▸ Component data from apps and pages
▶
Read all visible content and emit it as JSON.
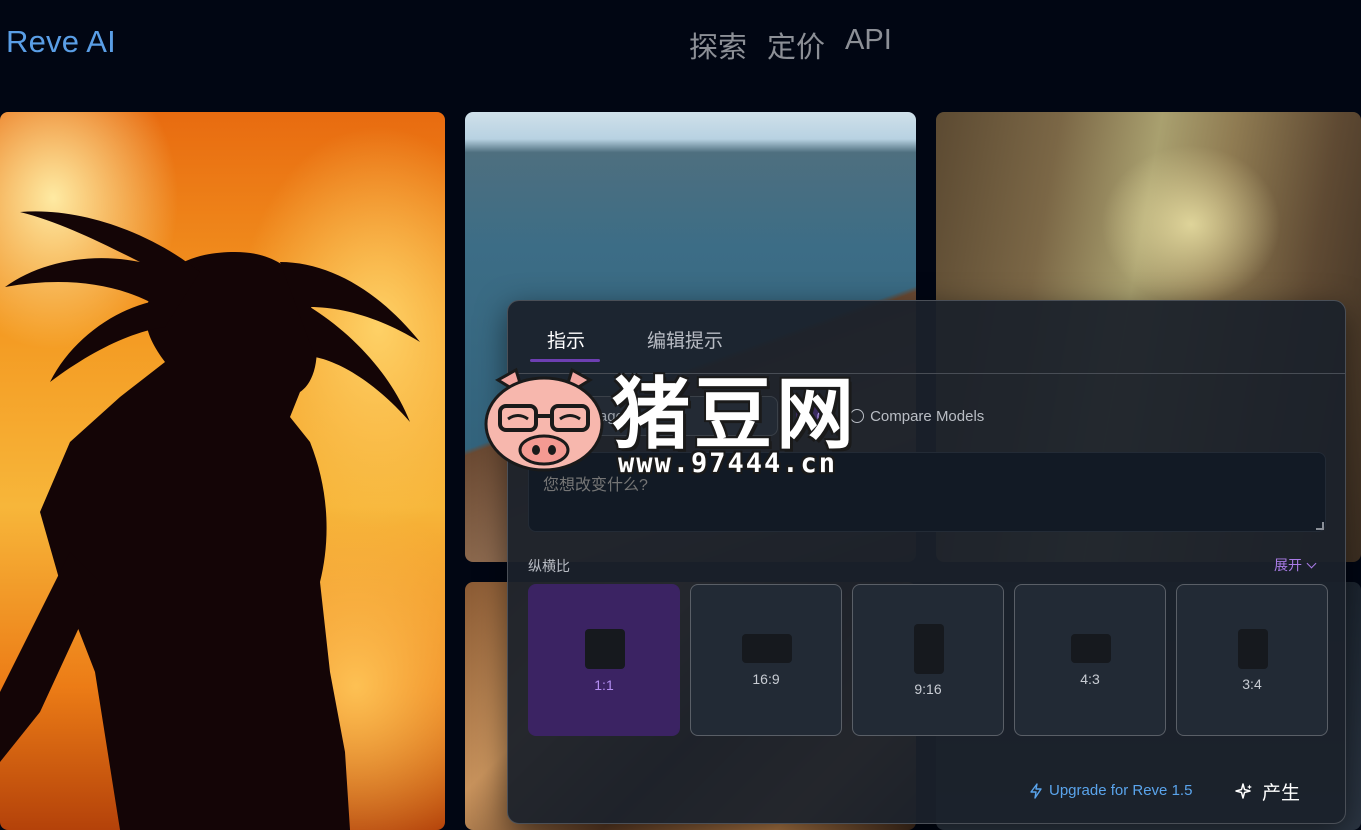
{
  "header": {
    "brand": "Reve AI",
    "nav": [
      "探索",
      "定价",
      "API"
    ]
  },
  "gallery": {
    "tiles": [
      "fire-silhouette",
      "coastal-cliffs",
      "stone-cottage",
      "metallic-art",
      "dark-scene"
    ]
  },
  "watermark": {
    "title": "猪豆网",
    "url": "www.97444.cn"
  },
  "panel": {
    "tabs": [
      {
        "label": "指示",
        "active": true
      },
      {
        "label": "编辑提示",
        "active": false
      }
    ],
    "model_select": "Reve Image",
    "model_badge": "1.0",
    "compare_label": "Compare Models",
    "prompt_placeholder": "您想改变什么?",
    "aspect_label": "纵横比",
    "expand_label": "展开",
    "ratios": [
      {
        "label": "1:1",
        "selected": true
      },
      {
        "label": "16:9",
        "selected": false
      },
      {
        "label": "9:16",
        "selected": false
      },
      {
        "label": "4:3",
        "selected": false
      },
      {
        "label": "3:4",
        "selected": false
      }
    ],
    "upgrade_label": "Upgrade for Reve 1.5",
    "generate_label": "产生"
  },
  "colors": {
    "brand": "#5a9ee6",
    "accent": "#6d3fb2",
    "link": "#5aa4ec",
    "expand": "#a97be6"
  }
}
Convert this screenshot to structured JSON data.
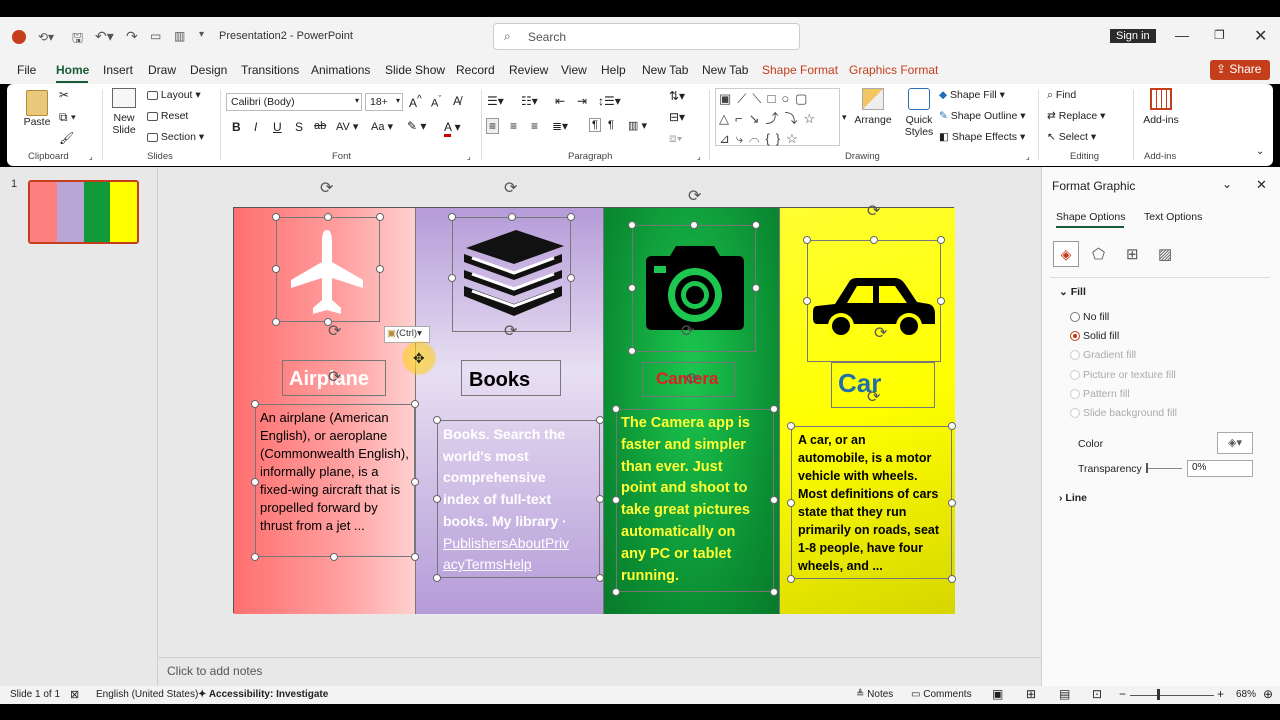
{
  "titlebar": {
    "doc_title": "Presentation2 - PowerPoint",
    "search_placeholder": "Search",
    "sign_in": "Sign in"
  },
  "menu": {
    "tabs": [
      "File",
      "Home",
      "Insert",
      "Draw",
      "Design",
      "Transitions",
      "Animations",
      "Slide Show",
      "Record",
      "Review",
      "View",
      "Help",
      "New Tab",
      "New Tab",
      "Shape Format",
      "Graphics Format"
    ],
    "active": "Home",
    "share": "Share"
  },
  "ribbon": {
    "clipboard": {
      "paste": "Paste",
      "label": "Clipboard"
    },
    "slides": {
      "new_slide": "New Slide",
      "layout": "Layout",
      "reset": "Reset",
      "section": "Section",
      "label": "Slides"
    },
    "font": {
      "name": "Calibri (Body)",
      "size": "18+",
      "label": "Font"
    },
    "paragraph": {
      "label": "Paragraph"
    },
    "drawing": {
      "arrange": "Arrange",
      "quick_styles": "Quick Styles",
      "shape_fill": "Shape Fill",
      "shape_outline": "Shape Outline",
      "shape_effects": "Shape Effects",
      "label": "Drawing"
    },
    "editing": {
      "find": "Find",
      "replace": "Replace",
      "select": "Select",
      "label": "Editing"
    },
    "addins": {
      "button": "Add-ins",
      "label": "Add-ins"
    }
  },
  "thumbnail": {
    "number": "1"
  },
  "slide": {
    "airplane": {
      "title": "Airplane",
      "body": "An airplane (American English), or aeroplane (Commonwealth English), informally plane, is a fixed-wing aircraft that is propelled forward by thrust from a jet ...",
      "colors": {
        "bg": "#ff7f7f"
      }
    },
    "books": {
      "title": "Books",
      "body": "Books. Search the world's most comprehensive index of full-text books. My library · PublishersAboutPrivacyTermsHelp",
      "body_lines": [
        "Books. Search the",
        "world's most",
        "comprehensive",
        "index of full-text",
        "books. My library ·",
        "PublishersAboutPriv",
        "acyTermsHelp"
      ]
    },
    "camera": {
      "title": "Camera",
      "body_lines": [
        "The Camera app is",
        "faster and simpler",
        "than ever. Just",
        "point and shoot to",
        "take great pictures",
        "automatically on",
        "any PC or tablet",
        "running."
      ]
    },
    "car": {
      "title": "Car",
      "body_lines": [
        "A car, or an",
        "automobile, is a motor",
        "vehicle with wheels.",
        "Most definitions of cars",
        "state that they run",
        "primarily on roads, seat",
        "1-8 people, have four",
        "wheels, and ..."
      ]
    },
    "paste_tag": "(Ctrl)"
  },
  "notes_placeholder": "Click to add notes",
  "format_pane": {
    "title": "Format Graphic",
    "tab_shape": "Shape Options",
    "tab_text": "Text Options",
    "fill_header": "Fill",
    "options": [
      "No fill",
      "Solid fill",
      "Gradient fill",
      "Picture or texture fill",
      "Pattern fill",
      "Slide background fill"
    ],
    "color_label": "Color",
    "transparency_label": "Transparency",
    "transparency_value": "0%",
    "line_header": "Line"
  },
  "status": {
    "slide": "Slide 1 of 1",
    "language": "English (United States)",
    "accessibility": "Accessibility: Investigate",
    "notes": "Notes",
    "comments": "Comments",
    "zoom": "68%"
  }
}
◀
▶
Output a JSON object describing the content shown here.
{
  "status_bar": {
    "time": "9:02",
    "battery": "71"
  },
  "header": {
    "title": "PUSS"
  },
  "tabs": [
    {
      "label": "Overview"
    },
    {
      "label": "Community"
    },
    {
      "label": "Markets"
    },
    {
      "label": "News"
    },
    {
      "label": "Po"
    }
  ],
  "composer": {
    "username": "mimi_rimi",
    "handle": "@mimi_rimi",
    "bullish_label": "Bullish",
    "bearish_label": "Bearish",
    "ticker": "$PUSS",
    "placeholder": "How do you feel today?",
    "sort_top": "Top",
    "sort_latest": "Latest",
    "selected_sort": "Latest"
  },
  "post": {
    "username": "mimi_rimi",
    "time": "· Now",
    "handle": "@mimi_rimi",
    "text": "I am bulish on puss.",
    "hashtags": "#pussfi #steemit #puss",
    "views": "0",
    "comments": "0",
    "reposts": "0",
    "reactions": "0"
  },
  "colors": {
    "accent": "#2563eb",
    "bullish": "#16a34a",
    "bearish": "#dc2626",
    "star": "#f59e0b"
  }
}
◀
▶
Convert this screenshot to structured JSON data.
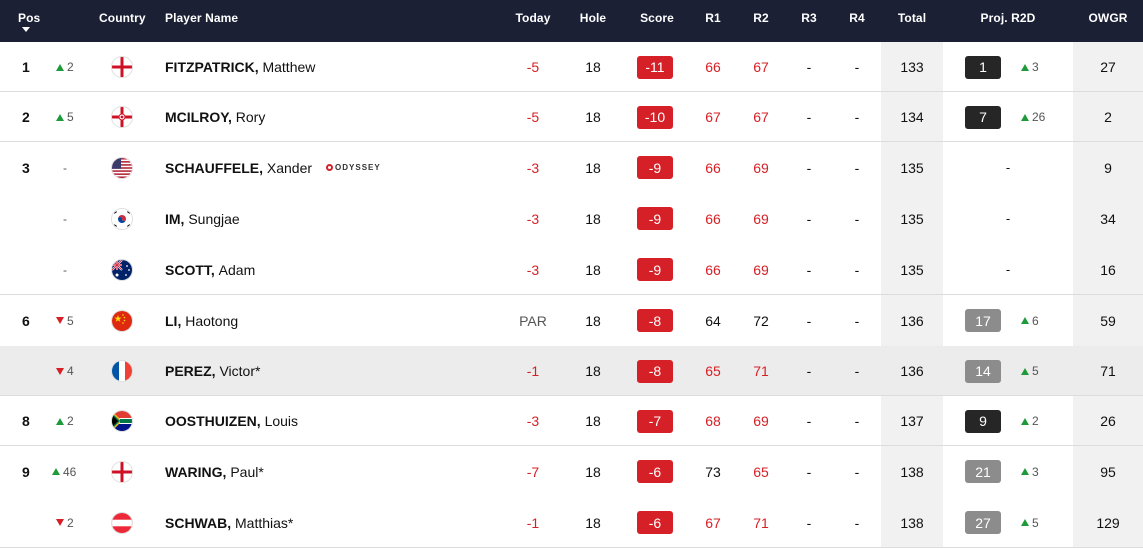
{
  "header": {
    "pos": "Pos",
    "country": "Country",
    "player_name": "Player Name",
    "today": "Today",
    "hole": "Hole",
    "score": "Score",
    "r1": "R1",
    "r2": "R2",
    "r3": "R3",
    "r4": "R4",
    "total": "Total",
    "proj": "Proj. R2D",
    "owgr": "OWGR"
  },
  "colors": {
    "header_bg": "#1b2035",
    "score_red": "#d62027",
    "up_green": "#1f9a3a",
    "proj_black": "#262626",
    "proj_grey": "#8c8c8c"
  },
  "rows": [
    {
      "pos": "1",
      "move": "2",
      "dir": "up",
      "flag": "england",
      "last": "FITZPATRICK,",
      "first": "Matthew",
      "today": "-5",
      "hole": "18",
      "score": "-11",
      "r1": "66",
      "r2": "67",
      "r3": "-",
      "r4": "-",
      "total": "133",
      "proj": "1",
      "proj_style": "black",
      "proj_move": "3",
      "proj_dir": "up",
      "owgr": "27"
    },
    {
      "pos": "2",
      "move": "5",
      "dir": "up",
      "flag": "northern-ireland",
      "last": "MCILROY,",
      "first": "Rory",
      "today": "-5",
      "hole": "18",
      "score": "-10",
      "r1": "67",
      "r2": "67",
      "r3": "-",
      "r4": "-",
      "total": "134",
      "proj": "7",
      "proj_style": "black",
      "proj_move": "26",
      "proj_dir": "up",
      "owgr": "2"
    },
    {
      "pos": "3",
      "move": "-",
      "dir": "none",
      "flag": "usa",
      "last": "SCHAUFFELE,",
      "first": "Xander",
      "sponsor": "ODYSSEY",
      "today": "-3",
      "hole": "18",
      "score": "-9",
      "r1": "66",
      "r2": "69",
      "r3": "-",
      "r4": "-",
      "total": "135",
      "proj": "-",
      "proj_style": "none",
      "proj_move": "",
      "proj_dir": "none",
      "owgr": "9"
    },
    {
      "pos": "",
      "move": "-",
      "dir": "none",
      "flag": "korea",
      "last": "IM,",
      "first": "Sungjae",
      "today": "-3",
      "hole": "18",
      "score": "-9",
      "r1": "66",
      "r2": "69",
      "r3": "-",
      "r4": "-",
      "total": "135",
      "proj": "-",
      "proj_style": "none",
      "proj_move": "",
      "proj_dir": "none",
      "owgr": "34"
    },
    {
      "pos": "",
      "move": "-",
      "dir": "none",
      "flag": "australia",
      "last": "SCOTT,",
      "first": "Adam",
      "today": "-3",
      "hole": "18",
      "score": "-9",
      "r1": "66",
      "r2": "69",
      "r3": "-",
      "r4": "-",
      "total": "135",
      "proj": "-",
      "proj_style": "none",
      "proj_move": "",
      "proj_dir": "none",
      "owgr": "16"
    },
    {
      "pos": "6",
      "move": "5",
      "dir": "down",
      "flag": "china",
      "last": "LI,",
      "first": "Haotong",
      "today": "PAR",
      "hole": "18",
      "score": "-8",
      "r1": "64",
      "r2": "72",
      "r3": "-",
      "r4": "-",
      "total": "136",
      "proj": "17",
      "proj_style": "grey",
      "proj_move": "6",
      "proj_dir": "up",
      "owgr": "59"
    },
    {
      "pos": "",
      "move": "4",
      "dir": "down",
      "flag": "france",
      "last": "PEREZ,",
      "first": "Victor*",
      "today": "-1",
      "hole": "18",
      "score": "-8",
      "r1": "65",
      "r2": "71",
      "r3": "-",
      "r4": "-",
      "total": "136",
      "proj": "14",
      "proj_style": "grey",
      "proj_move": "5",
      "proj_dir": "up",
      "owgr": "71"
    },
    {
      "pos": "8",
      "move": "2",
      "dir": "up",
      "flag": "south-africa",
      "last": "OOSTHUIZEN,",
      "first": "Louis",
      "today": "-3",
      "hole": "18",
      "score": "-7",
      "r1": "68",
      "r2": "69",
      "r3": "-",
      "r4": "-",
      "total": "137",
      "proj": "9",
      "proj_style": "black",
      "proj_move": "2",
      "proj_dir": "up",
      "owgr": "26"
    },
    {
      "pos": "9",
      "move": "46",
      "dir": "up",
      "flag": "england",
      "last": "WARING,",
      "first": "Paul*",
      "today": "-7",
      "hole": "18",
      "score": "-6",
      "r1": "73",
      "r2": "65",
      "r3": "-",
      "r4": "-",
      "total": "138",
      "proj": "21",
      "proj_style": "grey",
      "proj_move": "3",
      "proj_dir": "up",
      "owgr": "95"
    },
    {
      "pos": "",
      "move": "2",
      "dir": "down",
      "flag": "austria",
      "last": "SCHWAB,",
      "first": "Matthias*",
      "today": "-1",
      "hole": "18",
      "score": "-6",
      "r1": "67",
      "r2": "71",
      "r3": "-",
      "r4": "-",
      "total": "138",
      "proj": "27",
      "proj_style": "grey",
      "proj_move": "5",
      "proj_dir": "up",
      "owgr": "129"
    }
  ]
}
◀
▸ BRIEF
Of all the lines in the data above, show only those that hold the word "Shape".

▸ RESULT FOR THIS EXERCISE
      "Shape Format",
      "shape_fill": "Shape Fill",
      "shape_outline": "Shape Outline",
      "shape_effects": "Shape Effects",
    "tab_shape": "Shape Options",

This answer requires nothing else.